Other formats

    TEI XML file   ePub eBook file  


    mail icontwitter iconBlogspot iconrss icon

The New Zealand Railways Magazine, Volume 12, Issue 11 (February 1, 1938)

Summer Solecisms

Summer Solecisms.

Such a seasonal revolution would also influence the sartorial semblances of the man in the street.
Shouldering His Responsibilities

Shouldering His Responsibilities

Gentlemen of the highest commercial integrity would be seen accelerating the wheels of commerce in the lower half of a bathing suit while tame sea-horses galloped round the office. Typistes would tap their tidings with starfishes on their heads, beach attire beneath, and the sweetest little overskirt of rucked seaweed trimmed with crayfish legs.

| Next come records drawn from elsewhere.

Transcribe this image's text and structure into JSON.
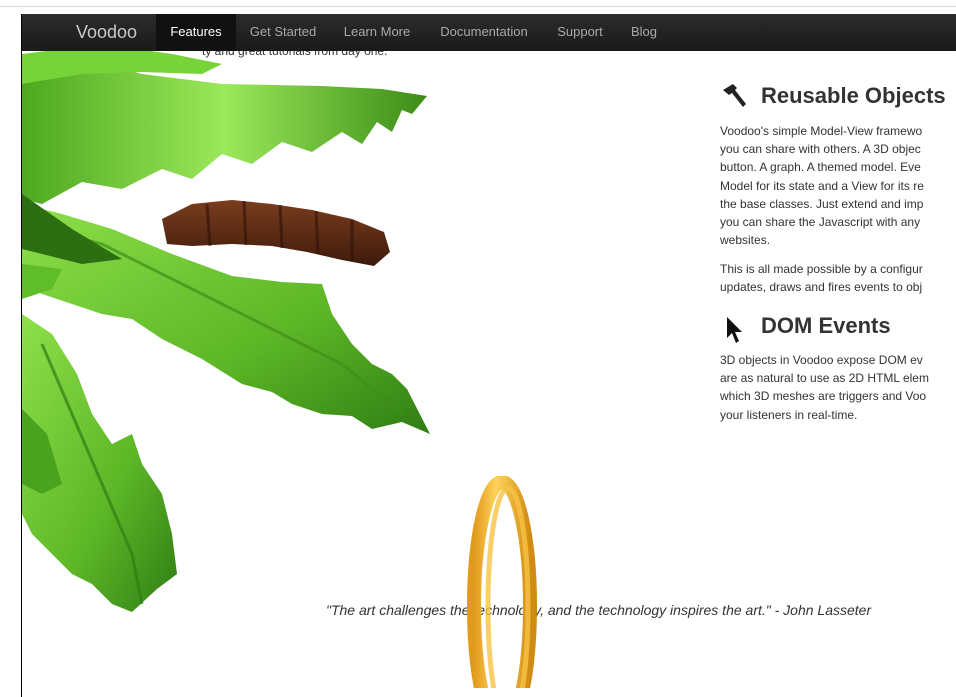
{
  "navbar": {
    "brand": "Voodoo",
    "items": [
      {
        "label": "Features",
        "active": true
      },
      {
        "label": "Get Started",
        "active": false
      },
      {
        "label": "Learn More",
        "active": false
      },
      {
        "label": "Documentation",
        "active": false
      },
      {
        "label": "Support",
        "active": false
      },
      {
        "label": "Blog",
        "active": false
      }
    ]
  },
  "cut_off_text": "ty and great tutorials from day one.",
  "sections": [
    {
      "icon": "hammer-icon",
      "title": "Reusable Objects",
      "paragraphs": [
        [
          "Voodoo's simple Model-View framewo",
          "you can share with others. A 3D objec",
          "button. A graph. A themed model. Eve",
          "Model for its state and a View for its re",
          "the base classes. Just extend and imp",
          "you can share the Javascript with any",
          "websites."
        ],
        [
          "This is all made possible by a configur",
          "updates, draws and fires events to obj"
        ]
      ]
    },
    {
      "icon": "cursor-arrow-icon",
      "title": "DOM Events",
      "paragraphs": [
        [
          "3D objects in Voodoo expose DOM ev",
          "are as natural to use as 2D HTML elem",
          "which 3D meshes are triggers and Voo",
          "your listeners in real-time."
        ]
      ]
    }
  ],
  "quote": "\"The art challenges the technology, and the technology inspires the art.\" - John Lasseter",
  "colors": {
    "navbar": "#1b1b1b",
    "navbar_active": "#111111",
    "leaf_green": "#6cc829",
    "leaf_dark": "#3f8f1a",
    "trunk": "#5a2a14",
    "ring": "#f0b431",
    "text": "#333333"
  }
}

The office boy would be found in the basement boiling the billy for the morning tea and dropping in a few tadpoles for the sake of realism. The cashier would pay out on the roof, up to his neck in a tub of brine. There would be a slump in the clothing trade and tailors would go into the skin and hide business.

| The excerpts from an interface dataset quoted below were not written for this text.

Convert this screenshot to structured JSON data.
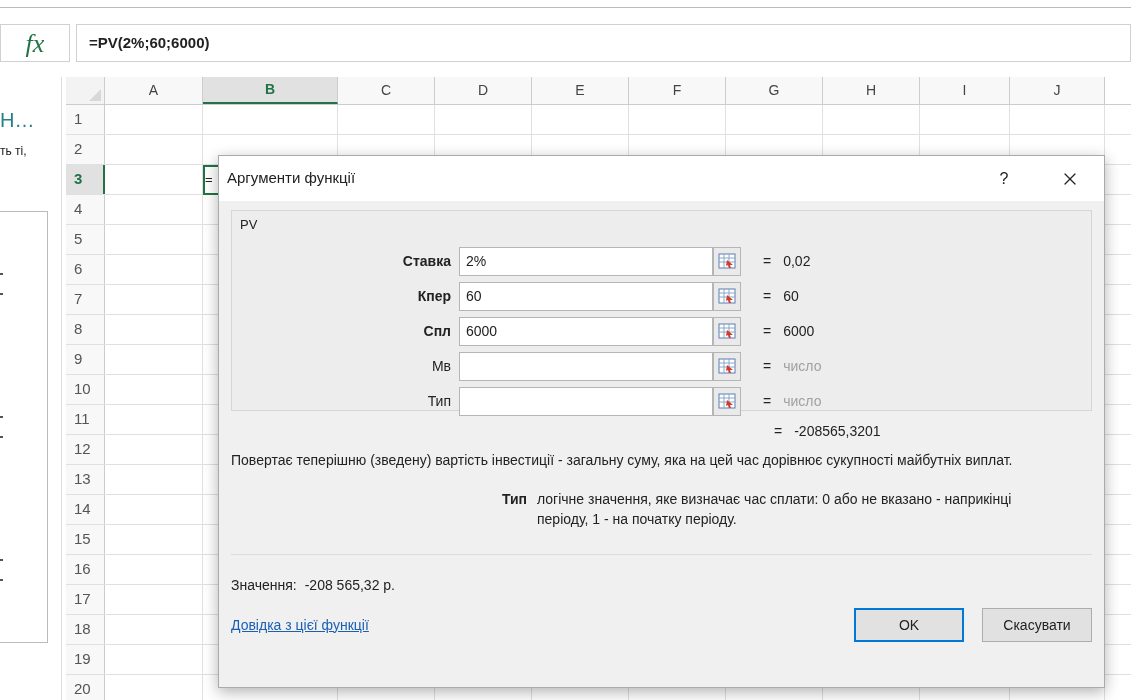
{
  "formula_bar": {
    "function_button": "fx",
    "formula": "=PV(2%;60;6000)"
  },
  "side_panel": {
    "heading": "Н…",
    "text": "ть ті,"
  },
  "grid": {
    "columns": [
      {
        "label": "A",
        "selected": false
      },
      {
        "label": "B",
        "selected": true
      },
      {
        "label": "C",
        "selected": false
      },
      {
        "label": "D",
        "selected": false
      },
      {
        "label": "E",
        "selected": false
      },
      {
        "label": "F",
        "selected": false
      },
      {
        "label": "G",
        "selected": false
      },
      {
        "label": "H",
        "selected": false
      },
      {
        "label": "I",
        "selected": false
      },
      {
        "label": "J",
        "selected": false
      }
    ],
    "rows": [
      {
        "label": "1",
        "selected": false
      },
      {
        "label": "2",
        "selected": false
      },
      {
        "label": "3",
        "selected": true
      },
      {
        "label": "4",
        "selected": false
      },
      {
        "label": "5",
        "selected": false
      },
      {
        "label": "6",
        "selected": false
      },
      {
        "label": "7",
        "selected": false
      },
      {
        "label": "8",
        "selected": false
      },
      {
        "label": "9",
        "selected": false
      },
      {
        "label": "10",
        "selected": false
      },
      {
        "label": "11",
        "selected": false
      },
      {
        "label": "12",
        "selected": false
      },
      {
        "label": "13",
        "selected": false
      },
      {
        "label": "14",
        "selected": false
      },
      {
        "label": "15",
        "selected": false
      },
      {
        "label": "16",
        "selected": false
      },
      {
        "label": "17",
        "selected": false
      },
      {
        "label": "18",
        "selected": false
      },
      {
        "label": "19",
        "selected": false
      },
      {
        "label": "20",
        "selected": false
      }
    ],
    "active_cell_text": "="
  },
  "dialog": {
    "title": "Аргументи функції",
    "help": "?",
    "group_label": "PV",
    "arguments": [
      {
        "label": "Ставка",
        "required": true,
        "value": "2%",
        "equals": "=",
        "result": "0,02",
        "muted": false
      },
      {
        "label": "Кпер",
        "required": true,
        "value": "60",
        "equals": "=",
        "result": "60",
        "muted": false
      },
      {
        "label": "Спл",
        "required": true,
        "value": "6000",
        "equals": "=",
        "result": "6000",
        "muted": false
      },
      {
        "label": "Мв",
        "required": false,
        "equals": "=",
        "result": "число",
        "muted": true
      },
      {
        "label": "Тип",
        "required": false,
        "equals": "=",
        "result": "число",
        "muted": true
      }
    ],
    "formula_equals": "=",
    "formula_result": "-208565,3201",
    "description": "Повертає теперішню (зведену) вартість інвестиції - загальну суму, яка на цей час дорівнює сукупності майбутніх виплат.",
    "argument_help": {
      "name": "Тип",
      "text": "логічне значення, яке визначає час сплати: 0 або не вказано - наприкінці періоду, 1 - на початку періоду."
    },
    "value_label": "Значення:",
    "value": "-208 565,32 р.",
    "help_link": "Довідка з цієї функції",
    "buttons": [
      {
        "label": "OK",
        "default": true
      },
      {
        "label": "Скасувати",
        "default": false
      }
    ]
  }
}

The house problem would settle itself because nobody would live in them. All railway trains would be provided with floats, and springboards on the platforms, and would simply keep on going when the supply of land ran out. Passengers would thus be enabled to go in off the deep end without delay. Enginedrivers, of course, would have to hold sea-going tickets and guards would be certificated life savers with a spot of deep-sea diving to their credit.

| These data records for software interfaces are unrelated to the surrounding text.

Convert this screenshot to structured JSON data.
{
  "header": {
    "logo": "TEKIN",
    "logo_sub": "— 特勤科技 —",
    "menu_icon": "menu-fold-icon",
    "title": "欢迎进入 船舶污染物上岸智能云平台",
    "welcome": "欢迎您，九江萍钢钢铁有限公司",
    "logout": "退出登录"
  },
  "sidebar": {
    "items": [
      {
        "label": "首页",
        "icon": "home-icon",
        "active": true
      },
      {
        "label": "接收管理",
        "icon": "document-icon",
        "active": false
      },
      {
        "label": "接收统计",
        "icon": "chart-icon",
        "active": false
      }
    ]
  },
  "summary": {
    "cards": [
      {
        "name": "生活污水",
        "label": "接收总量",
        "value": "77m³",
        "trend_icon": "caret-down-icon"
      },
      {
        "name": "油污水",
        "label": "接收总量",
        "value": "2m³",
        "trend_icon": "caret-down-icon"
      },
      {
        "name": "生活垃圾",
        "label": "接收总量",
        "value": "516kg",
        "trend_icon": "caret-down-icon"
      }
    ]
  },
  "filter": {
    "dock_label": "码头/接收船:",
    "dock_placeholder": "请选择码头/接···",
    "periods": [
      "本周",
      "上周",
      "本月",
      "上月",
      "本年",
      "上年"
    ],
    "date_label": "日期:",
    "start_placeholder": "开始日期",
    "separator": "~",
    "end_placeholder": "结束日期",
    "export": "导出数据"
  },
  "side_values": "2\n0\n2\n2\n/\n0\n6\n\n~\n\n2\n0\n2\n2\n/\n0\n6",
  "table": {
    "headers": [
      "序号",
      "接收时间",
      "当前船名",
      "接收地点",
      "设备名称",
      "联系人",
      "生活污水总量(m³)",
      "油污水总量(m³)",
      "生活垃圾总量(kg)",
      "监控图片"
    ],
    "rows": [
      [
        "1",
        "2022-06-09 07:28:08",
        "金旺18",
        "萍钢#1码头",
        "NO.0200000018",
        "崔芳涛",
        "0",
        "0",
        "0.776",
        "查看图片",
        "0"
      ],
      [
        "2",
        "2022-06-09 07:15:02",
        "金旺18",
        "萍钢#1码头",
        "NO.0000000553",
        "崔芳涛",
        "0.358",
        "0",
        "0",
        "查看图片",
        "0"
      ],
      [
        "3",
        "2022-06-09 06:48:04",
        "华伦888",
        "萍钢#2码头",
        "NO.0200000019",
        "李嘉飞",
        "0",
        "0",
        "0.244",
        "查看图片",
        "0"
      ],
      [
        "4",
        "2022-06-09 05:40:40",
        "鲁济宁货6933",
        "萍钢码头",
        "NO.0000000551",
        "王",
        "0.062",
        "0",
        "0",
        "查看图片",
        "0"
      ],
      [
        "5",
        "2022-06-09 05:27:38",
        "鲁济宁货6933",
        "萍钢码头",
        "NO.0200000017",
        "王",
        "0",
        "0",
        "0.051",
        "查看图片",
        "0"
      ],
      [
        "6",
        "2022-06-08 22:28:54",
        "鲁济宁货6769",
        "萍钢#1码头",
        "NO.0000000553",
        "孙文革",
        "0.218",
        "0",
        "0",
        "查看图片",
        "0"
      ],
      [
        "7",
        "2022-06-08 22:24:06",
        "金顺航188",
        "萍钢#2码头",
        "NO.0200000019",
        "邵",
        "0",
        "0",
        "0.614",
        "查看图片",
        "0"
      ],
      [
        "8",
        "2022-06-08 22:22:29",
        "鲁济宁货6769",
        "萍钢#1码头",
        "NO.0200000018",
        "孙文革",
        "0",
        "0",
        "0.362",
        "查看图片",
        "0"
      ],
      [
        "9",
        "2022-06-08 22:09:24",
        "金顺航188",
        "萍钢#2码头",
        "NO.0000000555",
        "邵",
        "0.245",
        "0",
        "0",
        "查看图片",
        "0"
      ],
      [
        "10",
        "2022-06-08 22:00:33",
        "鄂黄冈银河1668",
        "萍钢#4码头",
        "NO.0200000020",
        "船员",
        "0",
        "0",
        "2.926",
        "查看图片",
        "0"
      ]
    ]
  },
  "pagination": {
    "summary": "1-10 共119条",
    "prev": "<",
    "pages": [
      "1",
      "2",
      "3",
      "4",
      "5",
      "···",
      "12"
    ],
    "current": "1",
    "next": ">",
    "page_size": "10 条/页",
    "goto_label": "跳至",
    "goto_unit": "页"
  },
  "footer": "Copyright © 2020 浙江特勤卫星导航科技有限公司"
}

The main streets would be deeply sanded, with a few rusty anchors strewn about, and the water cart would squirt pedestrians at regular intervals. Policemen would have power to arrest anyone wearing more than 6½ ounces of clothing on the grounds of false pretensions. The board of trade would be a surf board and business would be a picnic if,

All the year were summer,
And all the days were hot,
'Twould seem a little rummer
No doubt, but what a lot
Of fun we'd have pursuing
A life devoid of fuss,
Without this constant stewing,
To make our minus plus.
If Jan and Feb were static,
Conditions might be wuss,
We'd make our plans, emphatic,
That sea and sun seek us.

page 32

page 33